If conservative treatment and options have been unsuccessful there are a few other treatment modalities available to you.

Ultrasound-Guided Injections.

At Complete Physio we have highly specialised physiotherapists who carry out ultrasound guided injections for meniscal injuries. There are two main options; steroid or hyaluronic acid injections.

Steroid injection

If pain persists then a steroid injection may be required. A mixture of local anaesthetic and corticosteroid (a potent anti-inflammatory) is injected under the guidance of a real time ultrasound scan. This is to ensure the affected area is accurately targeted. Research has shown that guided injections are more accurate and are more effective at reducing pain than non-guided injections.

Hyaluronic Acid injection

Hyaluronic acid is not a drug, it is classified as a medical devise. It has no side effects and is an alternative to steroid.

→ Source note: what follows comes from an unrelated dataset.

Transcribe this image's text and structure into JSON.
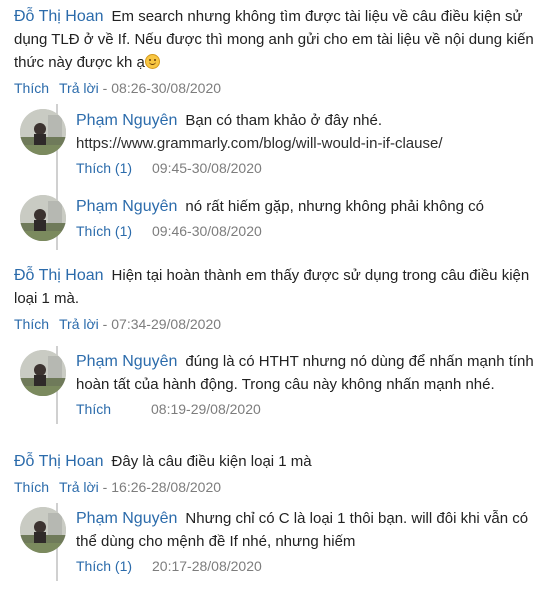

It does have anti-inflammatory properties but is not a strong anti-inflammatory like steroid. It works by lubricating the knee joint and improving the shock absorbing properties of the joint. The products we use are called Ostenil Plus and Durolane. These have the highest molecular weight of hyaluronic acid on the market. They are both one off injections.

meniscal tear

If you have been diagnosed with a meniscal cyst, an ultrasound guided aspiration and steroid injection can be an effective treatment option. This procedure involves ‘sucking’ the fluid out of the cyst and injecting steroid to stop it returning.


Ten years ago, if you had a confirmed meniscal tear on MRI and you were not improving after 6 weeks you may be offered an arthroscopy (keyhole surgery). However, there have been large studies published, with thousands of patients in, showing no difference in outcomes between those who had surgery and those who did not. Surgery should be considered if your knee has mechanical symptoms. Mechancial symptoms are defined as locking or clunking of the knee with a significant restriction in range of movement and pain.

Meniscal surgery is not recommended if you have underlying osteoarthritis as the research has shown poor outcomes. At this stage, the main focus is about managing the pain and undertaking regular physiotherapy. Pain management may include injection therapy, such as steroid, hyaluronic acid or Platelet Rich Plasma (PRP). If you would like to discuss these in more details please do not hesitate to contact us.

If you feel you require surgery or would like to consider the surgical options available you would need to be referred to an orthopaedic consultant. They may organise for further investigations and will discuss all surgical opinion. This can be arranged by your physiotherapist.

Complete has a team of highly experienced physiotherapists who are experts in the assessment and treatment of all knee joint issues. If you would like further information or to book an appointment please contact us on 0207 4823875 or email info@complete-physio.co.uk.